For starters, someone fell on the starting goalie’s left knee in the second period. Suddenly the impenetrable Michal Neuvirth limps off toward the trainer’s room. Out comes cold-as-ice Braden Holtby, who fell apart in net the last time he played in a big NHL game that mattered.
The last 15 minutes of Thursday’s game had all the trappings of a season-defining loss, the night the Capitals would bring all their liabilities to bear. All the nights they jumped out to leads and then started retreating in Coach Dale Hunter’s prevent defense were coming back to haunt them, it seemed.
With their postseason in purgatory and their healthy three-goal lead down to a perilous one, a struggling Southeast Division leader began to find its bearings.
All Florida needed was one point — a trip to overtime — to notch the division title. And a Panthers win would have put the Capitals on the brink of missing the playoffs with one game left.
Then it happened. With about nine minutes left, a surge of adrenaline seemed to take over their bodies, fill the arena. It became contagious. The defense refused to be pushed backward. Holtby found his rhythm, stoning the Panthers’ Kris Versteeg with about five minutes left. Laich cleared the puck out of danger.
They kept digging, gnawing, fighting in the corners — trying anything they could to hold off the Panthers. In the final minutes, it was essentially one desperate hockey team trying to make a season of disappointment go away against an equally desperate bunch trying not to throw away the division in the final two weeks of the regular season.
And just as Washington’s worst nightmare was certain to materialize again — the evaporation of a three-goal lead and all the momentum they had built on an evening that truly felt like a playoff evening — Semin gathered that puck off a Laich pass along the boards.

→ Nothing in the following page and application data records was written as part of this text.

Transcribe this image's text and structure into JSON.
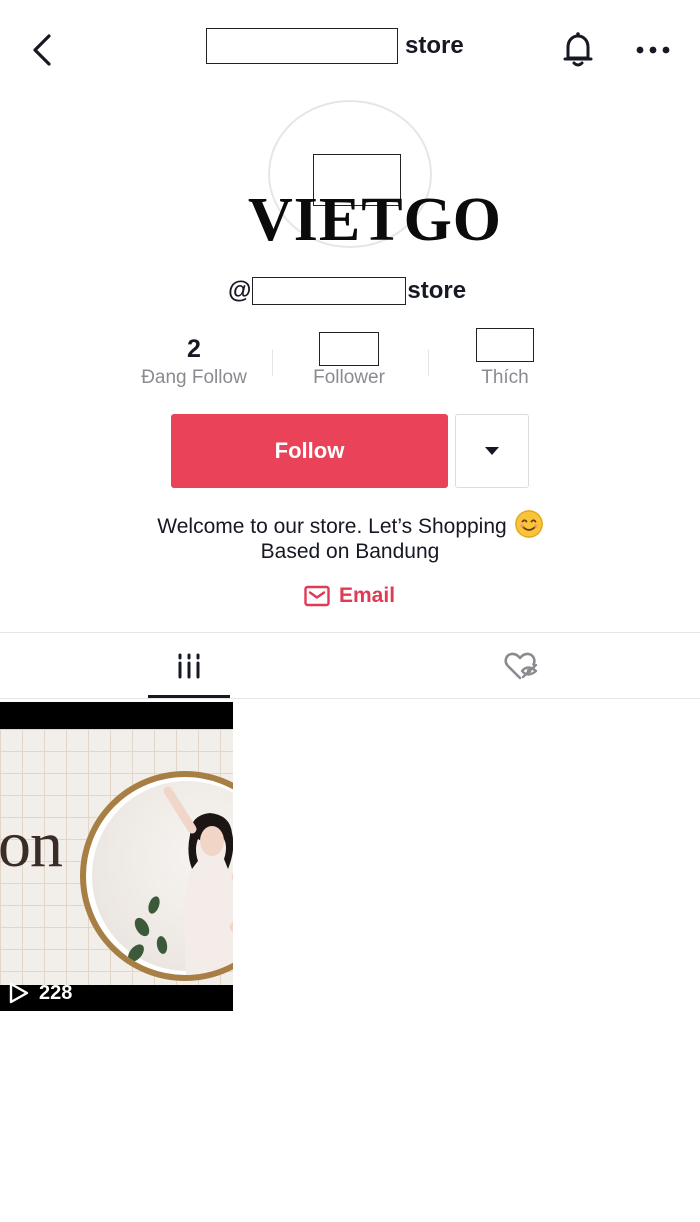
{
  "header": {
    "title_suffix": "store",
    "icons": {
      "back": "chevron-left-icon",
      "bell": "bell-icon",
      "more": "more-horizontal-icon"
    }
  },
  "profile": {
    "avatar_text": "VIETGO",
    "handle_prefix": "@",
    "handle_suffix": "store"
  },
  "stats": [
    {
      "value": "2",
      "label": "Đang Follow"
    },
    {
      "value": "",
      "label": "Follower"
    },
    {
      "value": "",
      "label": "Thích"
    }
  ],
  "actions": {
    "follow_label": "Follow",
    "dropdown_icon": "caret-down-icon"
  },
  "bio": {
    "line1": "Welcome to our store. Let’s Shopping",
    "emoji": "smiling-face-emoji",
    "line2": "Based on Bandung"
  },
  "email": {
    "label": "Email",
    "icon": "mail-icon"
  },
  "tabs": [
    {
      "name": "videos",
      "icon": "grid-lines-icon",
      "active": true
    },
    {
      "name": "liked",
      "icon": "heart-eye-off-icon",
      "active": false
    }
  ],
  "videos": [
    {
      "thumb_text": "on",
      "views": "228",
      "icon": "play-outline-icon"
    }
  ],
  "colors": {
    "follow_red": "#ea4359",
    "email_red": "#e03a55",
    "text_dark": "#161823",
    "text_muted": "#8a8b91"
  }
}
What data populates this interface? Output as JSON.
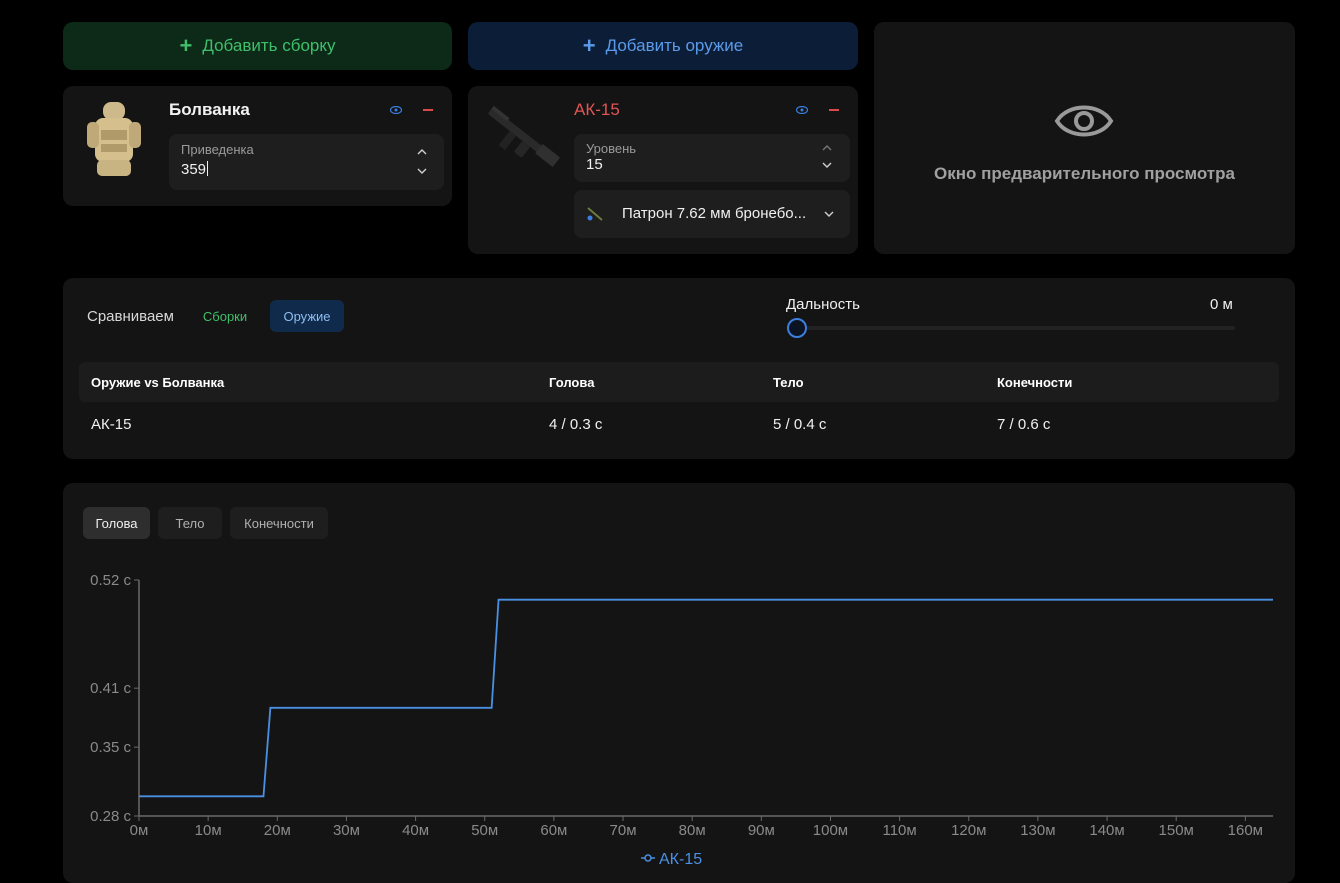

He moved in purposefully from the left side of the net. By the time Theodore tried to poke the puck away, a guy who very well might have been playing his last regular season game in home red marshaled his talents and sent that backhander home.
No. 28, the enigma said not to care enough to ever be a Stanley Cup champion, collapsed in utter exhaustion. The red light went on. The horn blared. The arena vibrated with sound. The Capitals, through all their misfortune, missed opportunity and absolutely miserable nights this season, had found a way back to the postseason.
They are down to a rookie in goal and might be forced to back him up with a career minor leaguer. Mike Green, suddenly a defensive defenseman who seems hamstrung offensively, has scored one point in the last 20 games. Nicklas Backstrom is physically probably in the fourth game of the preseason after missing the past 40 to a concussion.
No matter. They’re in. They have remarkably given themselves a chance to right all their wrongs. And all those offseason changes can wait for at least a week or two.
“I can’t recall a shift that switched it,” Laich said when asked when the momentum changed. He added that watching Buffalo mount a thrilling comeback to save its season when it was three goals down against Toronto the other night ended up as inspiration.
“It said to me the worst thing you can do is stop playing and start giving up the ice,” he said.
The worst thing you can do is stop playing and start giving up the ice.
If that’s not the perfect metaphor for this terribly uneven Caps’ season, I don’t know what it is.
For Mike Wise’s previous columns, go to washingtonpost.com/wise.